- PROVIDED INFORMATION:

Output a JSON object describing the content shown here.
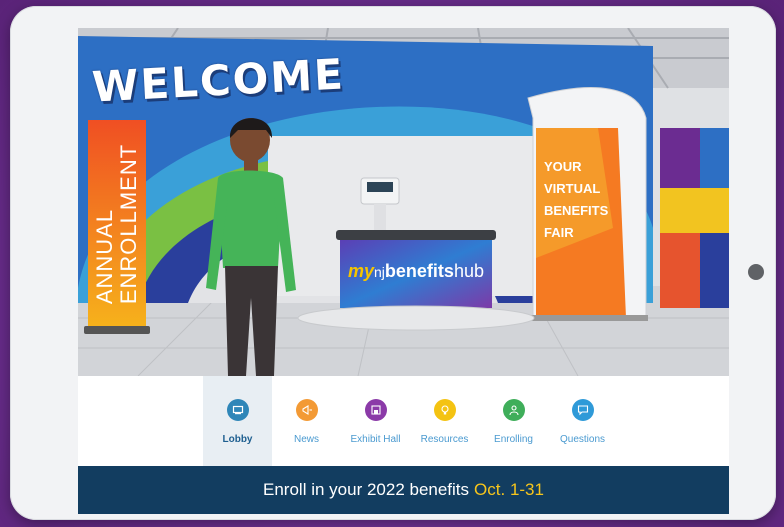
{
  "scene": {
    "welcome_text": "WELCOME",
    "banner_lines": [
      "ANNUAL",
      "ENROLLMENT"
    ],
    "fair_lines": [
      "YOUR",
      "VIRTUAL",
      "BENEFITS",
      "FAIR"
    ],
    "logo": {
      "my": "my",
      "nj": "nj",
      "benefits": "benefits",
      "hub": "hub"
    }
  },
  "nav": {
    "items": [
      {
        "label": "Lobby",
        "icon": "lobby-icon",
        "color": "#2f86b8",
        "active": true
      },
      {
        "label": "News",
        "icon": "megaphone-icon",
        "color": "#f39a35",
        "active": false
      },
      {
        "label": "Exhibit Hall",
        "icon": "exhibit-booth-icon",
        "color": "#8b3aa8",
        "active": false
      },
      {
        "label": "Resources",
        "icon": "lightbulb-icon",
        "color": "#f4c312",
        "active": false
      },
      {
        "label": "Enrolling",
        "icon": "people-icon",
        "color": "#3fae5a",
        "active": false
      },
      {
        "label": "Questions",
        "icon": "chat-icon",
        "color": "#2f9ad8",
        "active": false
      }
    ]
  },
  "footer": {
    "text": "Enroll in your 2022 benefits",
    "highlight": "Oct. 1-31"
  },
  "colors": {
    "frame_purple": "#6b2f8f",
    "footer_navy": "#123d60",
    "footer_highlight": "#f6c51c",
    "nav_label_blue": "#4a9ad0"
  }
}
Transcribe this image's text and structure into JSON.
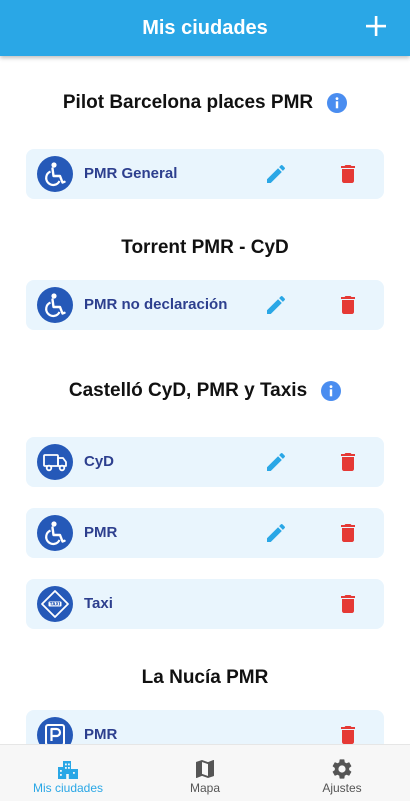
{
  "appbar": {
    "title": "Mis ciudades",
    "add_icon": "plus-icon"
  },
  "colors": {
    "primary": "#2aa7e6",
    "card_bg": "#e9f5fd",
    "avatar_bg": "#2559b8",
    "label": "#2d3f8e",
    "edit": "#2aa7e6",
    "delete": "#e53935",
    "info": "#4a8df0"
  },
  "groups": [
    {
      "title": "Pilot Barcelona places PMR",
      "has_info": true,
      "items": [
        {
          "label": "PMR General",
          "icon": "wheelchair-icon",
          "editable": true,
          "deletable": true
        }
      ]
    },
    {
      "title": "Torrent PMR - CyD",
      "has_info": false,
      "items": [
        {
          "label": "PMR no declaración",
          "icon": "wheelchair-icon",
          "editable": true,
          "deletable": true
        }
      ]
    },
    {
      "title": "Castelló CyD, PMR y Taxis",
      "has_info": true,
      "items": [
        {
          "label": "CyD",
          "icon": "delivery-truck-icon",
          "editable": true,
          "deletable": true
        },
        {
          "label": "PMR",
          "icon": "wheelchair-icon",
          "editable": true,
          "deletable": true
        },
        {
          "label": "Taxi",
          "icon": "taxi-sign-icon",
          "editable": false,
          "deletable": true
        }
      ]
    },
    {
      "title": "La Nucía PMR",
      "has_info": false,
      "items": [
        {
          "label": "PMR",
          "icon": "parking-icon",
          "editable": false,
          "deletable": true
        }
      ]
    }
  ],
  "bottom_nav": [
    {
      "label": "Mis ciudades",
      "icon": "city-buildings-icon",
      "active": true
    },
    {
      "label": "Mapa",
      "icon": "map-icon",
      "active": false
    },
    {
      "label": "Ajustes",
      "icon": "gear-icon",
      "active": false
    }
  ]
}
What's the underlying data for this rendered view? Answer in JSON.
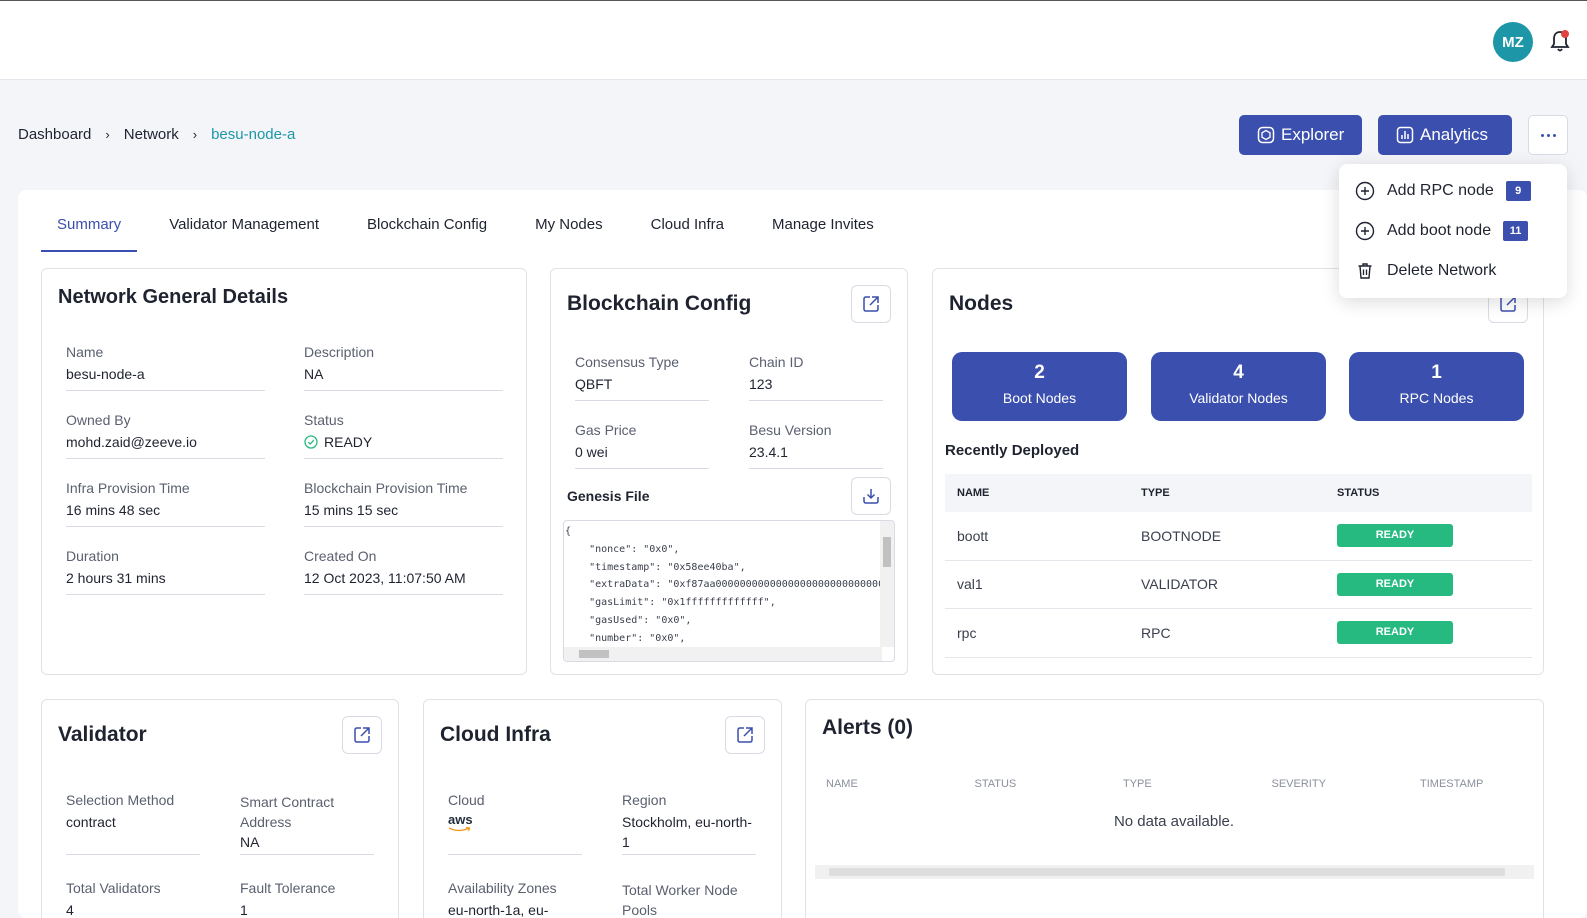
{
  "header": {
    "avatar_initials": "MZ",
    "bell_icon": "bell-icon"
  },
  "breadcrumb": {
    "items": [
      "Dashboard",
      "Network",
      "besu-node-a"
    ],
    "separator": "›"
  },
  "actions": {
    "explorer_label": "Explorer",
    "analytics_label": "Analytics"
  },
  "more_menu": {
    "items": [
      {
        "label": "Add RPC node",
        "badge": "9",
        "icon": "plus-circle-icon"
      },
      {
        "label": "Add boot node",
        "badge": "11",
        "icon": "plus-circle-icon"
      },
      {
        "label": "Delete Network",
        "badge": "",
        "icon": "trash-icon"
      }
    ]
  },
  "tabs": [
    {
      "label": "Summary",
      "active": true
    },
    {
      "label": "Validator Management"
    },
    {
      "label": "Blockchain Config"
    },
    {
      "label": "My Nodes"
    },
    {
      "label": "Cloud Infra"
    },
    {
      "label": "Manage Invites"
    }
  ],
  "network_details": {
    "title": "Network General Details",
    "fields": [
      {
        "label": "Name",
        "value": "besu-node-a"
      },
      {
        "label": "Description",
        "value": "NA"
      },
      {
        "label": "Owned By",
        "value": "mohd.zaid@zeeve.io"
      },
      {
        "label": "Status",
        "value": "READY"
      },
      {
        "label": "Infra Provision Time",
        "value": "16 mins 48 sec"
      },
      {
        "label": "Blockchain Provision Time",
        "value": "15 mins 15 sec"
      },
      {
        "label": "Duration",
        "value": "2 hours 31 mins"
      },
      {
        "label": "Created On",
        "value": "12 Oct 2023, 11:07:50 AM"
      }
    ]
  },
  "blockchain_config": {
    "title": "Blockchain Config",
    "fields": [
      {
        "label": "Consensus Type",
        "value": "QBFT"
      },
      {
        "label": "Chain ID",
        "value": "123"
      },
      {
        "label": "Gas Price",
        "value": "0 wei"
      },
      {
        "label": "Besu Version",
        "value": "23.4.1"
      }
    ],
    "genesis_title": "Genesis File",
    "genesis_text": "{\n    \"nonce\": \"0x0\",\n    \"timestamp\": \"0x58ee40ba\",\n    \"extraData\": \"0xf87aa0000000000000000000000000000000000000\n    \"gasLimit\": \"0x1fffffffffffff\",\n    \"gasUsed\": \"0x0\",\n    \"number\": \"0x0\","
  },
  "nodes": {
    "title": "Nodes",
    "cards": [
      {
        "count": "2",
        "label": "Boot Nodes"
      },
      {
        "count": "4",
        "label": "Validator Nodes"
      },
      {
        "count": "1",
        "label": "RPC Nodes"
      }
    ],
    "recent_title": "Recently Deployed",
    "columns": [
      "NAME",
      "TYPE",
      "STATUS"
    ],
    "rows": [
      {
        "name": "boott",
        "type": "BOOTNODE",
        "status": "READY"
      },
      {
        "name": "val1",
        "type": "VALIDATOR",
        "status": "READY"
      },
      {
        "name": "rpc",
        "type": "RPC",
        "status": "READY"
      }
    ]
  },
  "validator": {
    "title": "Validator",
    "fields": [
      {
        "label": "Selection Method",
        "value": "contract"
      },
      {
        "label": "Smart Contract Address",
        "value": "NA"
      },
      {
        "label": "Total Validators",
        "value": "4"
      },
      {
        "label": "Fault Tolerance",
        "value": "1"
      }
    ]
  },
  "cloud_infra": {
    "title": "Cloud Infra",
    "fields": [
      {
        "label": "Cloud",
        "value": "aws"
      },
      {
        "label": "Region",
        "value": "Stockholm, eu-north-1"
      },
      {
        "label": "Availability Zones",
        "value": "eu-north-1a, eu-"
      },
      {
        "label": "Total Worker Node Pools",
        "value": ""
      }
    ]
  },
  "alerts": {
    "title": "Alerts (0)",
    "columns": [
      "NAME",
      "STATUS",
      "TYPE",
      "SEVERITY",
      "TIMESTAMP"
    ],
    "empty_text": "No data available."
  },
  "colors": {
    "primary": "#3b4fae",
    "teal": "#1d97a8",
    "ready": "#26b980"
  }
}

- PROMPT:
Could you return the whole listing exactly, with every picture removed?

- REPLY TO THE TASK:
Output a JSON object describing the content shown here.
{
  "scene": {
    "welcome_text": "WELCOME",
    "banner_lines": [
      "ANNUAL",
      "ENROLLMENT"
    ],
    "fair_lines": [
      "YOUR",
      "VIRTUAL",
      "BENEFITS",
      "FAIR"
    ],
    "logo": {
      "my": "my",
      "nj": "nj",
      "benefits": "benefits",
      "hub": "hub"
    }
  },
  "nav": {
    "items": [
      {
        "label": "Lobby",
        "icon": "lobby-icon",
        "color": "#2f86b8",
        "active": true
      },
      {
        "label": "News",
        "icon": "megaphone-icon",
        "color": "#f39a35",
        "active": false
      },
      {
        "label": "Exhibit Hall",
        "icon": "exhibit-booth-icon",
        "color": "#8b3aa8",
        "active": false
      },
      {
        "label": "Resources",
        "icon": "lightbulb-icon",
        "color": "#f4c312",
        "active": false
      },
      {
        "label": "Enrolling",
        "icon": "people-icon",
        "color": "#3fae5a",
        "active": false
      },
      {
        "label": "Questions",
        "icon": "chat-icon",
        "color": "#2f9ad8",
        "active": false
      }
    ]
  },
  "footer": {
    "text": "Enroll in your 2022 benefits",
    "highlight": "Oct. 1-31"
  },
  "colors": {
    "frame_purple": "#6b2f8f",
    "footer_navy": "#123d60",
    "footer_highlight": "#f6c51c",
    "nav_label_blue": "#4a9ad0"
  }
}
Transcribe this image's text and structure into JSON.
{
  "appbar": {
    "title": "Mis ciudades",
    "add_icon": "plus-icon"
  },
  "colors": {
    "primary": "#2aa7e6",
    "card_bg": "#e9f5fd",
    "avatar_bg": "#2559b8",
    "label": "#2d3f8e",
    "edit": "#2aa7e6",
    "delete": "#e53935",
    "info": "#4a8df0"
  },
  "groups": [
    {
      "title": "Pilot Barcelona places PMR",
      "has_info": true,
      "items": [
        {
          "label": "PMR General",
          "icon": "wheelchair-icon",
          "editable": true,
          "deletable": true
        }
      ]
    },
    {
      "title": "Torrent PMR - CyD",
      "has_info": false,
      "items": [
        {
          "label": "PMR no declaración",
          "icon": "wheelchair-icon",
          "editable": true,
          "deletable": true
        }
      ]
    },
    {
      "title": "Castelló CyD, PMR y Taxis",
      "has_info": true,
      "items": [
        {
          "label": "CyD",
          "icon": "delivery-truck-icon",
          "editable": true,
          "deletable": true
        },
        {
          "label": "PMR",
          "icon": "wheelchair-icon",
          "editable": true,
          "deletable": true
        },
        {
          "label": "Taxi",
          "icon": "taxi-sign-icon",
          "editable": false,
          "deletable": true
        }
      ]
    },
    {
      "title": "La Nucía PMR",
      "has_info": false,
      "items": [
        {
          "label": "PMR",
          "icon": "parking-icon",
          "editable": false,
          "deletable": true
        }
      ]
    }
  ],
  "bottom_nav": [
    {
      "label": "Mis ciudades",
      "icon": "city-buildings-icon",
      "active": true
    },
    {
      "label": "Mapa",
      "icon": "map-icon",
      "active": false
    },
    {
      "label": "Ajustes",
      "icon": "gear-icon",
      "active": false
    }
  ]
}
What's the underlying data for this rendered view? Answer in JSON.
{
  "header": {
    "avatar_initials": "MZ",
    "bell_icon": "bell-icon"
  },
  "breadcrumb": {
    "items": [
      "Dashboard",
      "Network",
      "besu-node-a"
    ],
    "separator": "›"
  },
  "actions": {
    "explorer_label": "Explorer",
    "analytics_label": "Analytics"
  },
  "more_menu": {
    "items": [
      {
        "label": "Add RPC node",
        "badge": "9",
        "icon": "plus-circle-icon"
      },
      {
        "label": "Add boot node",
        "badge": "11",
        "icon": "plus-circle-icon"
      },
      {
        "label": "Delete Network",
        "badge": "",
        "icon": "trash-icon"
      }
    ]
  },
  "tabs": [
    {
      "label": "Summary",
      "active": true
    },
    {
      "label": "Validator Management"
    },
    {
      "label": "Blockchain Config"
    },
    {
      "label": "My Nodes"
    },
    {
      "label": "Cloud Infra"
    },
    {
      "label": "Manage Invites"
    }
  ],
  "network_details": {
    "title": "Network General Details",
    "fields": [
      {
        "label": "Name",
        "value": "besu-node-a"
      },
      {
        "label": "Description",
        "value": "NA"
      },
      {
        "label": "Owned By",
        "value": "mohd.zaid@zeeve.io"
      },
      {
        "label": "Status",
        "value": "READY"
      },
      {
        "label": "Infra Provision Time",
        "value": "16 mins 48 sec"
      },
      {
        "label": "Blockchain Provision Time",
        "value": "15 mins 15 sec"
      },
      {
        "label": "Duration",
        "value": "2 hours 31 mins"
      },
      {
        "label": "Created On",
        "value": "12 Oct 2023, 11:07:50 AM"
      }
    ]
  },
  "blockchain_config": {
    "title": "Blockchain Config",
    "fields": [
      {
        "label": "Consensus Type",
        "value": "QBFT"
      },
      {
        "label": "Chain ID",
        "value": "123"
      },
      {
        "label": "Gas Price",
        "value": "0 wei"
      },
      {
        "label": "Besu Version",
        "value": "23.4.1"
      }
    ],
    "genesis_title": "Genesis File",
    "genesis_text": "{\n    \"nonce\": \"0x0\",\n    \"timestamp\": \"0x58ee40ba\",\n    \"extraData\": \"0xf87aa0000000000000000000000000000000000000\n    \"gasLimit\": \"0x1fffffffffffff\",\n    \"gasUsed\": \"0x0\",\n    \"number\": \"0x0\","
  },
  "nodes": {
    "title": "Nodes",
    "cards": [
      {
        "count": "2",
        "label": "Boot Nodes"
      },
      {
        "count": "4",
        "label": "Validator Nodes"
      },
      {
        "count": "1",
        "label": "RPC Nodes"
      }
    ],
    "recent_title": "Recently Deployed",
    "columns": [
      "NAME",
      "TYPE",
      "STATUS"
    ],
    "rows": [
      {
        "name": "boott",
        "type": "BOOTNODE",
        "status": "READY"
      },
      {
        "name": "val1",
        "type": "VALIDATOR",
        "status": "READY"
      },
      {
        "name": "rpc",
        "type": "RPC",
        "status": "READY"
      }
    ]
  },
  "validator": {
    "title": "Validator",
    "fields": [
      {
        "label": "Selection Method",
        "value": "contract"
      },
      {
        "label": "Smart Contract Address",
        "value": "NA"
      },
      {
        "label": "Total Validators",
        "value": "4"
      },
      {
        "label": "Fault Tolerance",
        "value": "1"
      }
    ]
  },
  "cloud_infra": {
    "title": "Cloud Infra",
    "fields": [
      {
        "label": "Cloud",
        "value": "aws"
      },
      {
        "label": "Region",
        "value": "Stockholm, eu-north-1"
      },
      {
        "label": "Availability Zones",
        "value": "eu-north-1a, eu-"
      },
      {
        "label": "Total Worker Node Pools",
        "value": ""
      }
    ]
  },
  "alerts": {
    "title": "Alerts (0)",
    "columns": [
      "NAME",
      "STATUS",
      "TYPE",
      "SEVERITY",
      "TIMESTAMP"
    ],
    "empty_text": "No data available."
  },
  "colors": {
    "primary": "#3b4fae",
    "teal": "#1d97a8",
    "ready": "#26b980"
  }
}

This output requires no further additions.